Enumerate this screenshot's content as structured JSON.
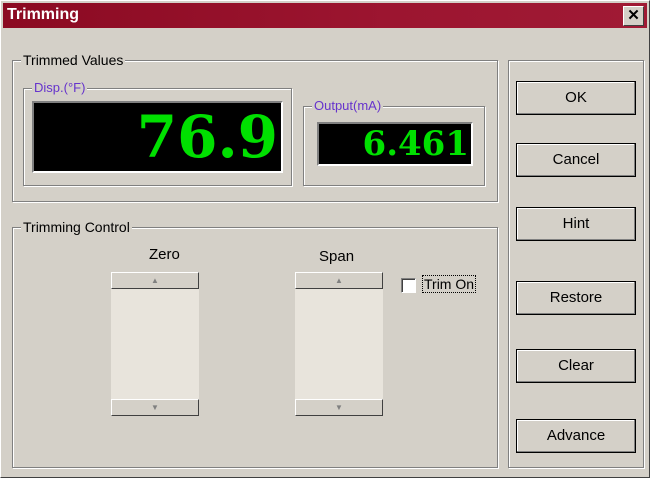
{
  "window": {
    "title": "Trimming",
    "close_glyph": "✕"
  },
  "trimmed_values": {
    "label": "Trimmed Values",
    "disp": {
      "label": "Disp.(°F)",
      "value": "76.9"
    },
    "output": {
      "label": "Output(mA)",
      "value": "6.461"
    }
  },
  "trimming_control": {
    "label": "Trimming Control",
    "zero_label": "Zero",
    "span_label": "Span",
    "trim_on_label": "Trim On",
    "trim_on_checked": false,
    "scroll_up_glyph": "▲",
    "scroll_down_glyph": "▼"
  },
  "buttons": {
    "ok": "OK",
    "cancel": "Cancel",
    "hint": "Hint",
    "restore": "Restore",
    "clear": "Clear",
    "advance": "Advance"
  },
  "colors": {
    "titlebar": "#9c1530",
    "lcd_background": "#000000",
    "lcd_digits": "#00e000",
    "sublabel": "#6633cc"
  }
}
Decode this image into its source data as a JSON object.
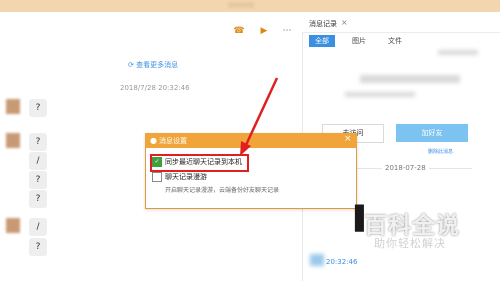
{
  "chat": {
    "more_messages": "查看更多消息",
    "timestamp": "2018/7/28 20:32:46",
    "bubbles": [
      "?",
      "?",
      "/",
      "?",
      "?",
      "/",
      "?"
    ]
  },
  "history_panel": {
    "title": "消息记录",
    "close": "×",
    "tabs": [
      "全部",
      "图片",
      "文件"
    ],
    "visit_button": "去访问",
    "add_friend_button": "加好友",
    "small_link": "删除此消息",
    "date": "2018-07-28",
    "bottom_time": "20:32:46"
  },
  "dialog": {
    "title": "消息设置",
    "close": "×",
    "option_sync": "同步最近聊天记录到本机",
    "option_roaming": "聊天记录漫游",
    "roaming_hint": "开启聊天记录漫游，云端备份好友聊天记录",
    "sync_checked": true,
    "roaming_checked": false
  },
  "watermark": {
    "main": "百科全说",
    "sub": "助你轻松解决"
  },
  "icons": {
    "phone": "phone-icon",
    "video": "video-icon",
    "more": "more-icon",
    "refresh": "refresh-icon",
    "checkmark": "check-icon"
  },
  "colors": {
    "accent_orange": "#f0a43a",
    "accent_blue": "#3b8fe0",
    "annotation_red": "#e02020",
    "checkbox_green": "#3fa03f"
  }
}
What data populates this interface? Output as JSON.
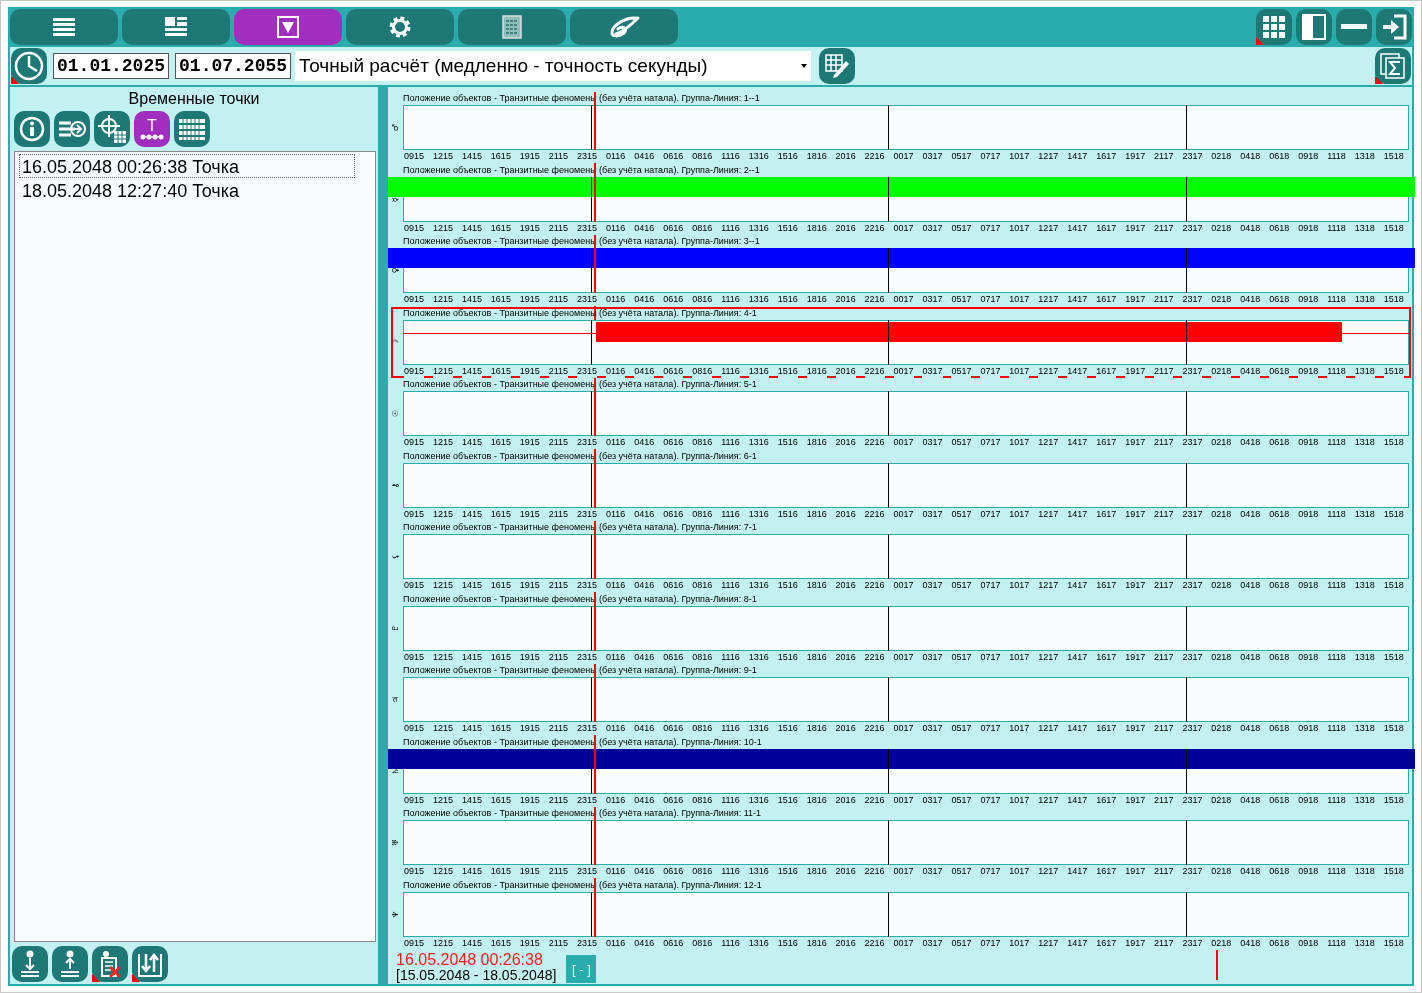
{
  "toolbar": {
    "tabs": [
      {
        "selected": false
      },
      {
        "selected": false
      },
      {
        "selected": true
      },
      {
        "selected": false
      },
      {
        "selected": false
      },
      {
        "selected": false
      }
    ],
    "window_buttons": [
      {
        "marked": true
      },
      {
        "marked": false
      },
      {
        "marked": false
      },
      {
        "marked": false
      }
    ]
  },
  "range_bar": {
    "clock_marked": true,
    "date_from": "01.01.2025",
    "date_to": "01.07.2055",
    "mode": "Точный расчёт (медленно - точность секунды)",
    "sum_marked": true
  },
  "time_points": {
    "title": "Временные точки",
    "tools": [
      {
        "selected": false
      },
      {
        "selected": false
      },
      {
        "selected": false
      },
      {
        "selected": true,
        "label": "T"
      },
      {
        "selected": false
      }
    ],
    "items": [
      {
        "text": "16.05.2048 00:26:38 Точка",
        "selected": true
      },
      {
        "text": "18.05.2048 12:27:40 Точка",
        "selected": false
      }
    ],
    "bottom_tools": [
      {
        "marked": false
      },
      {
        "marked": false
      },
      {
        "marked": true
      },
      {
        "marked": true
      }
    ]
  },
  "tracks": [
    {
      "title": "Положение объектов - Транзитные феномены (без учёта натала). Группа-Линия: 1--1",
      "symbol": "♂",
      "selected": false,
      "ticks": [
        "0915",
        "1215",
        "1415",
        "1615",
        "1915",
        "2115",
        "2315",
        "0116",
        "0416",
        "0616",
        "0816",
        "1116",
        "1316",
        "1516",
        "1816",
        "2016",
        "2216",
        "0017",
        "0317",
        "0517",
        "0717",
        "1017",
        "1217",
        "1417",
        "1617",
        "1917",
        "2117",
        "2317",
        "0218",
        "0418",
        "0618",
        "0918",
        "1118",
        "1318",
        "1518"
      ]
    },
    {
      "title": "Положение объектов - Транзитные феномены (без учёта натала). Группа-Линия: 2--1",
      "symbol": "☿",
      "selected": false,
      "band": {
        "color": "#00ff00",
        "kind": "full"
      },
      "ticks": [
        "0915",
        "1215",
        "1415",
        "1615",
        "1915",
        "2115",
        "2315",
        "0116",
        "0416",
        "0616",
        "0816",
        "1116",
        "1316",
        "1516",
        "1816",
        "2016",
        "2216",
        "0017",
        "0317",
        "0517",
        "0717",
        "1017",
        "1217",
        "1417",
        "1617",
        "1917",
        "2117",
        "2317",
        "0218",
        "0418",
        "0618",
        "0918",
        "1118",
        "1318",
        "1518"
      ]
    },
    {
      "title": "Положение объектов - Транзитные феномены (без учёта натала). Группа-Линия: 3--1",
      "symbol": "♀",
      "selected": false,
      "band": {
        "color": "#0000ff",
        "kind": "full"
      },
      "ticks": [
        "0915",
        "1215",
        "1415",
        "1615",
        "1915",
        "2115",
        "2315",
        "0116",
        "0416",
        "0616",
        "0816",
        "1116",
        "1316",
        "1516",
        "1816",
        "2016",
        "2216",
        "0017",
        "0317",
        "0517",
        "0717",
        "1017",
        "1217",
        "1417",
        "1617",
        "1917",
        "2117",
        "2317",
        "0218",
        "0418",
        "0618",
        "0918",
        "1118",
        "1318",
        "1518"
      ]
    },
    {
      "title": "Положение объектов - Транзитные феномены (без учёта натала). Группа-Линия: 4-1",
      "symbol": "☽",
      "selected": true,
      "band": {
        "color": "#ff0000",
        "kind": "partial"
      },
      "ticks": [
        "0915",
        "1215",
        "1415",
        "1615",
        "1915",
        "2115",
        "2315",
        "0116",
        "0416",
        "0616",
        "0816",
        "1116",
        "1316",
        "1516",
        "1816",
        "2016",
        "2216",
        "0017",
        "0317",
        "0517",
        "0717",
        "1017",
        "1217",
        "1417",
        "1617",
        "1917",
        "2117",
        "2317",
        "0218",
        "0418",
        "0618",
        "0918",
        "1118",
        "1318",
        "1518"
      ]
    },
    {
      "title": "Положение объектов - Транзитные феномены (без учёта натала). Группа-Линия: 5-1",
      "symbol": "☉",
      "selected": false,
      "ticks": [
        "0915",
        "1215",
        "1415",
        "1615",
        "1915",
        "2115",
        "2315",
        "0116",
        "0416",
        "0616",
        "0816",
        "1116",
        "1316",
        "1516",
        "1816",
        "2016",
        "2216",
        "0017",
        "0317",
        "0517",
        "0717",
        "1017",
        "1217",
        "1417",
        "1617",
        "1917",
        "2117",
        "2317",
        "0218",
        "0418",
        "0618",
        "0918",
        "1118",
        "1318",
        "1518"
      ]
    },
    {
      "title": "Положение объектов - Транзитные феномены (без учёта натала). Группа-Линия: 6-1",
      "symbol": "⚷",
      "selected": false,
      "ticks": [
        "0915",
        "1215",
        "1415",
        "1615",
        "1915",
        "2115",
        "2315",
        "0116",
        "0416",
        "0616",
        "0816",
        "1116",
        "1316",
        "1516",
        "1816",
        "2016",
        "2216",
        "0017",
        "0317",
        "0517",
        "0717",
        "1017",
        "1217",
        "1417",
        "1617",
        "1917",
        "2117",
        "2317",
        "0218",
        "0418",
        "0618",
        "0918",
        "1118",
        "1318",
        "1518"
      ]
    },
    {
      "title": "Положение объектов - Транзитные феномены (без учёта натала). Группа-Линия: 7-1",
      "symbol": "⚸",
      "selected": false,
      "ticks": [
        "0915",
        "1215",
        "1415",
        "1615",
        "1915",
        "2115",
        "2315",
        "0116",
        "0416",
        "0616",
        "0816",
        "1116",
        "1316",
        "1516",
        "1816",
        "2016",
        "2216",
        "0017",
        "0317",
        "0517",
        "0717",
        "1017",
        "1217",
        "1417",
        "1617",
        "1917",
        "2117",
        "2317",
        "0218",
        "0418",
        "0618",
        "0918",
        "1118",
        "1318",
        "1518"
      ]
    },
    {
      "title": "Положение объектов - Транзитные феномены (без учёта натала). Группа-Линия: 8-1",
      "symbol": "♇",
      "selected": false,
      "ticks": [
        "0915",
        "1215",
        "1415",
        "1615",
        "1915",
        "2115",
        "2315",
        "0116",
        "0416",
        "0616",
        "0816",
        "1116",
        "1316",
        "1516",
        "1816",
        "2016",
        "2216",
        "0017",
        "0317",
        "0517",
        "0717",
        "1017",
        "1217",
        "1417",
        "1617",
        "1917",
        "2117",
        "2317",
        "0218",
        "0418",
        "0618",
        "0918",
        "1118",
        "1318",
        "1518"
      ]
    },
    {
      "title": "Положение объектов - Транзитные феномены (без учёта натала). Группа-Линия: 9-1",
      "symbol": "♃",
      "selected": false,
      "ticks": [
        "0915",
        "1215",
        "1415",
        "1615",
        "1915",
        "2115",
        "2315",
        "0116",
        "0416",
        "0616",
        "0816",
        "1116",
        "1316",
        "1516",
        "1816",
        "2016",
        "2216",
        "0017",
        "0317",
        "0517",
        "0717",
        "1017",
        "1217",
        "1417",
        "1617",
        "1917",
        "2117",
        "2317",
        "0218",
        "0418",
        "0618",
        "0918",
        "1118",
        "1318",
        "1518"
      ]
    },
    {
      "title": "Положение объектов - Транзитные феномены (без учёта натала). Группа-Линия: 10-1",
      "symbol": "♄",
      "selected": false,
      "band": {
        "color": "#000099",
        "kind": "full"
      },
      "ticks": [
        "0915",
        "1215",
        "1415",
        "1615",
        "1915",
        "2115",
        "2315",
        "0116",
        "0416",
        "0616",
        "0816",
        "1116",
        "1316",
        "1516",
        "1816",
        "2016",
        "2216",
        "0017",
        "0317",
        "0517",
        "0717",
        "1017",
        "1217",
        "1417",
        "1617",
        "1917",
        "2117",
        "2317",
        "0218",
        "0418",
        "0618",
        "0918",
        "1118",
        "1318",
        "1518"
      ]
    },
    {
      "title": "Положение объектов - Транзитные феномены (без учёта натала). Группа-Линия: 11-1",
      "symbol": "♅",
      "selected": false,
      "ticks": [
        "0915",
        "1215",
        "1415",
        "1615",
        "1915",
        "2115",
        "2315",
        "0116",
        "0416",
        "0616",
        "0816",
        "1116",
        "1316",
        "1516",
        "1816",
        "2016",
        "2216",
        "0017",
        "0317",
        "0517",
        "0717",
        "1017",
        "1217",
        "1417",
        "1617",
        "1917",
        "2117",
        "2317",
        "0218",
        "0418",
        "0618",
        "0918",
        "1118",
        "1318",
        "1518"
      ]
    },
    {
      "title": "Положение объектов - Транзитные феномены (без учёта натала). Группа-Линия: 12-1",
      "symbol": "♆",
      "selected": false,
      "ticks": [
        "0915",
        "1215",
        "1415",
        "1615",
        "1915",
        "2115",
        "2315",
        "0116",
        "0416",
        "0616",
        "0816",
        "1116",
        "1316",
        "1516",
        "1816",
        "2016",
        "2216",
        "0017",
        "0317",
        "0517",
        "0717",
        "1017",
        "1217",
        "1417",
        "1617",
        "1917",
        "2117",
        "2317",
        "0218",
        "0418",
        "0618",
        "0918",
        "1118",
        "1318",
        "1518"
      ]
    }
  ],
  "footer": {
    "cursor_time": "16.05.2048 00:26:38",
    "range": "[15.05.2048 - 18.05.2048]",
    "collapse_button": "[ - ]"
  }
}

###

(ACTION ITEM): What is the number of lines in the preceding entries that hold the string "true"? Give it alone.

(SOLUTION TO THE PROBLEM): 10